*THE PROBLEM*:
From the entries that follow, work out how many lines contain "data". Write the number only.
BEGIN EXCERPTED RECORDS
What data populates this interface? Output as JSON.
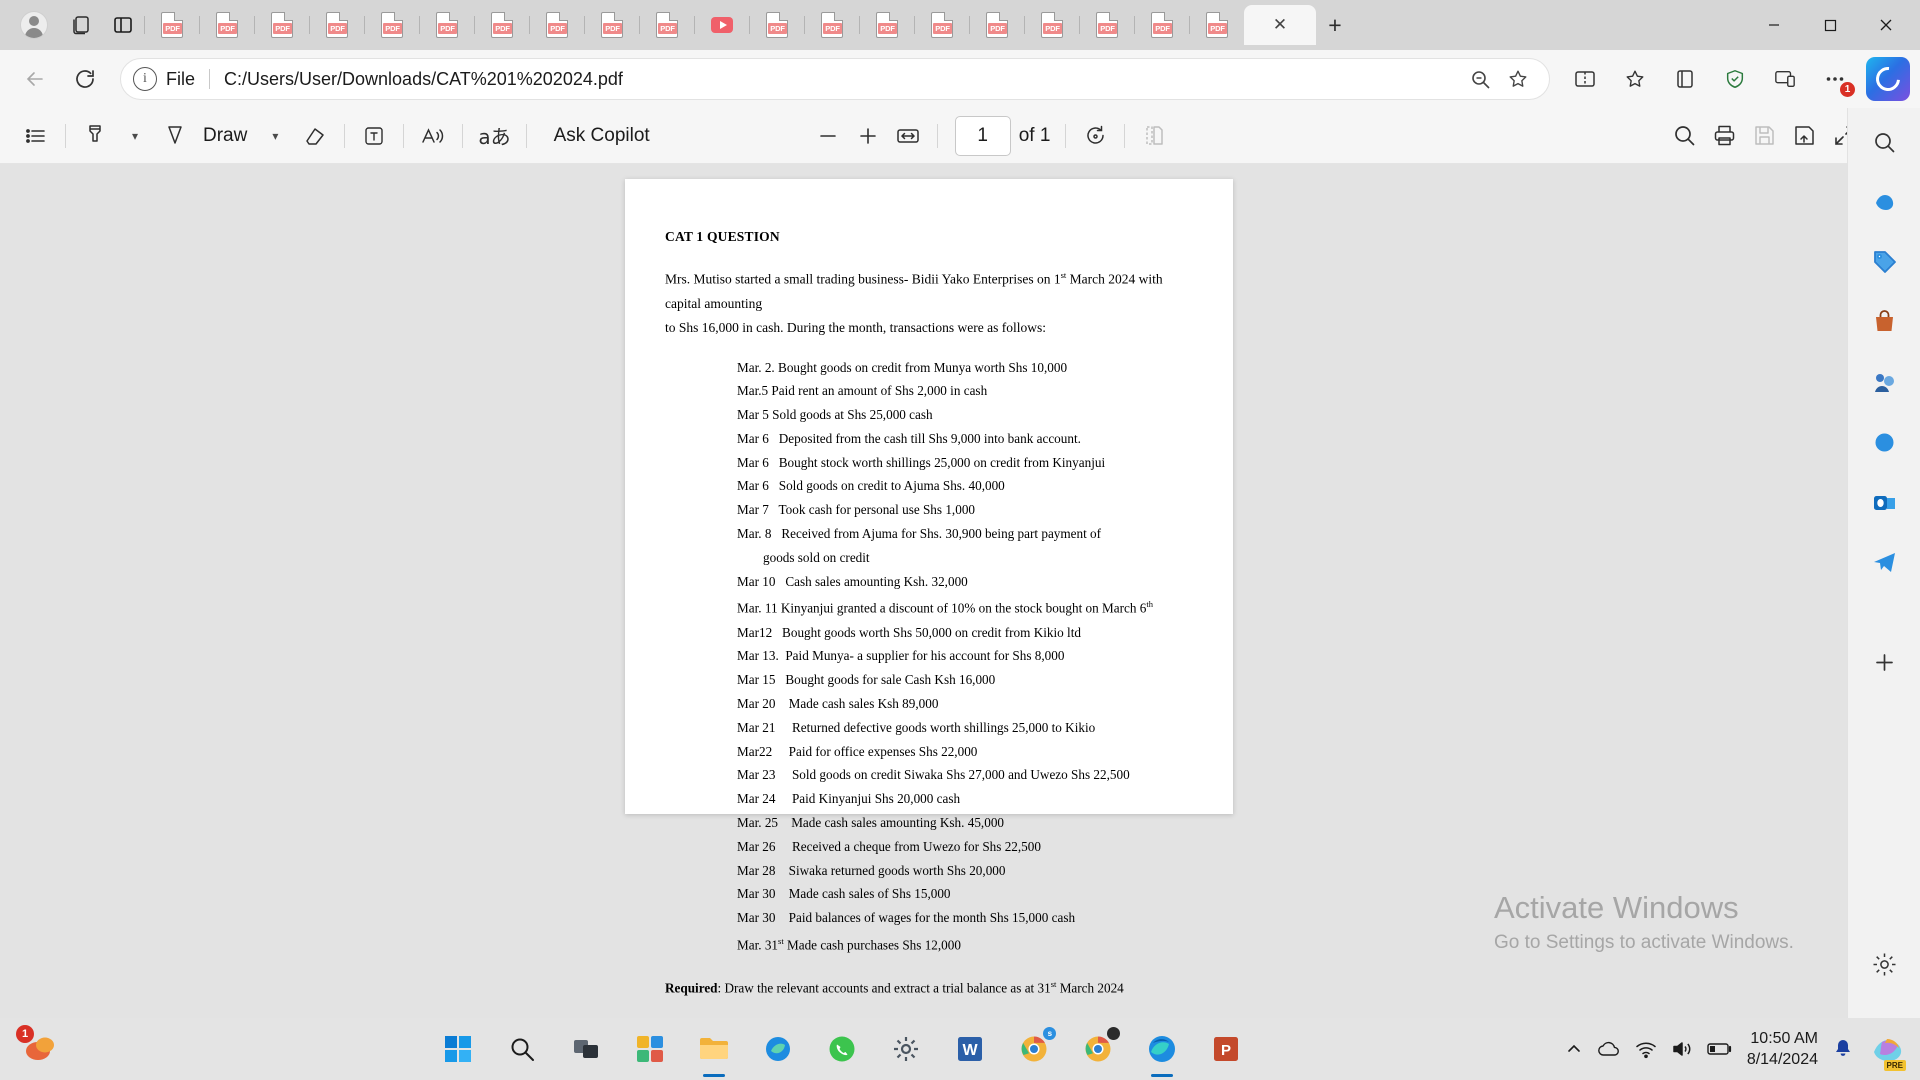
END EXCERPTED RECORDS
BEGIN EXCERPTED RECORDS
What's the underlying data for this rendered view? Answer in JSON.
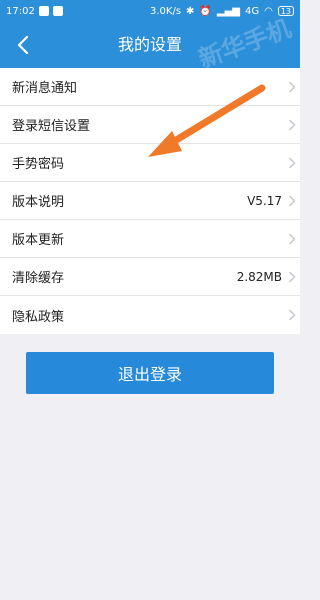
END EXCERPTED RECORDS
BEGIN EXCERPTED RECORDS
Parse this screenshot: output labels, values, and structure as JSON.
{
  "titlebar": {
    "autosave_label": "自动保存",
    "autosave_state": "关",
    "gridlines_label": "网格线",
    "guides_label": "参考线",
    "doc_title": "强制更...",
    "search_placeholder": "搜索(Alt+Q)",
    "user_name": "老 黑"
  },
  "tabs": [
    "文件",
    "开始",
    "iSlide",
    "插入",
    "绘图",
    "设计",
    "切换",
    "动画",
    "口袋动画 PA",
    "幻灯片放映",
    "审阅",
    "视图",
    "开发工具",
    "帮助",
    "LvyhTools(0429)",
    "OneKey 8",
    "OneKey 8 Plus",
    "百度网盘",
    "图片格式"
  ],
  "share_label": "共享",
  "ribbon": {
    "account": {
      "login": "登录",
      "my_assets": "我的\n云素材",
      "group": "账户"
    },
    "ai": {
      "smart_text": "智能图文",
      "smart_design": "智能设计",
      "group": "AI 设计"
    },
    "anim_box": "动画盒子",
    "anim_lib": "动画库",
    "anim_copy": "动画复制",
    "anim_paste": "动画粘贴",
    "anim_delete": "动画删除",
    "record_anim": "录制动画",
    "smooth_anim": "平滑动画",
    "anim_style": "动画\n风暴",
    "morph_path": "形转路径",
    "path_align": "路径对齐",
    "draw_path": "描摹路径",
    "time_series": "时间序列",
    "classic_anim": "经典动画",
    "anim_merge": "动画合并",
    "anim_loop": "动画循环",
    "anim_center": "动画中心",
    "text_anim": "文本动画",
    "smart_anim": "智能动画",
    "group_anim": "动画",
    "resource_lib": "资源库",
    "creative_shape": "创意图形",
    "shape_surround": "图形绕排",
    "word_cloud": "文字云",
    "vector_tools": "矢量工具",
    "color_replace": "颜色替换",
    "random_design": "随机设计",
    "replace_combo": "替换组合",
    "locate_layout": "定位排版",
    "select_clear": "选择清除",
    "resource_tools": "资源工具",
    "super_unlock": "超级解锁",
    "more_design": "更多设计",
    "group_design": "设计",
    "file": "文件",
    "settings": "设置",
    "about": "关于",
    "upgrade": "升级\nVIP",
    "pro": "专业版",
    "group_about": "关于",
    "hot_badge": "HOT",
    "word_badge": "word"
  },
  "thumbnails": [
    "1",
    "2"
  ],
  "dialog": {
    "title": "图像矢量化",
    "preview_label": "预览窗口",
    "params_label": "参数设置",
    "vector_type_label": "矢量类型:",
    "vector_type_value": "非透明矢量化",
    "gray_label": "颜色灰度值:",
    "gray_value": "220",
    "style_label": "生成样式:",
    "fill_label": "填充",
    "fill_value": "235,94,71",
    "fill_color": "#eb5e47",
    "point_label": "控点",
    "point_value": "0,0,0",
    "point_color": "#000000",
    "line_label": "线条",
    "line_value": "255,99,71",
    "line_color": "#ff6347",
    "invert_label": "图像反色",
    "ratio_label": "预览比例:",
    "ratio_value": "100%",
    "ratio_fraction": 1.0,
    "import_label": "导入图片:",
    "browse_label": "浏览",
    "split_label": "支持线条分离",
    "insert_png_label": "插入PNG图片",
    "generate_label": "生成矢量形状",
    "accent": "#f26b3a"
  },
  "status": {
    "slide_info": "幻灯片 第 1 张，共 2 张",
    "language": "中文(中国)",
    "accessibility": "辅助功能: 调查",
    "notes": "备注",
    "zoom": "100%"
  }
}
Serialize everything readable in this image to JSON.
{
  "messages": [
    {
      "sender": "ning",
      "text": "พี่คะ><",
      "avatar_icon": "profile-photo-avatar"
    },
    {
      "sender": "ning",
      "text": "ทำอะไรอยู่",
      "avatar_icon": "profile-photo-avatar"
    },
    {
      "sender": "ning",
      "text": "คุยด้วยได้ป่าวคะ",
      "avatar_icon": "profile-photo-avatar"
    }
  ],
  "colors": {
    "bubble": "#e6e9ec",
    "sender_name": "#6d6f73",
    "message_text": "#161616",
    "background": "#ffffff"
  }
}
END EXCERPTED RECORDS
*ANSWER BOX*:
2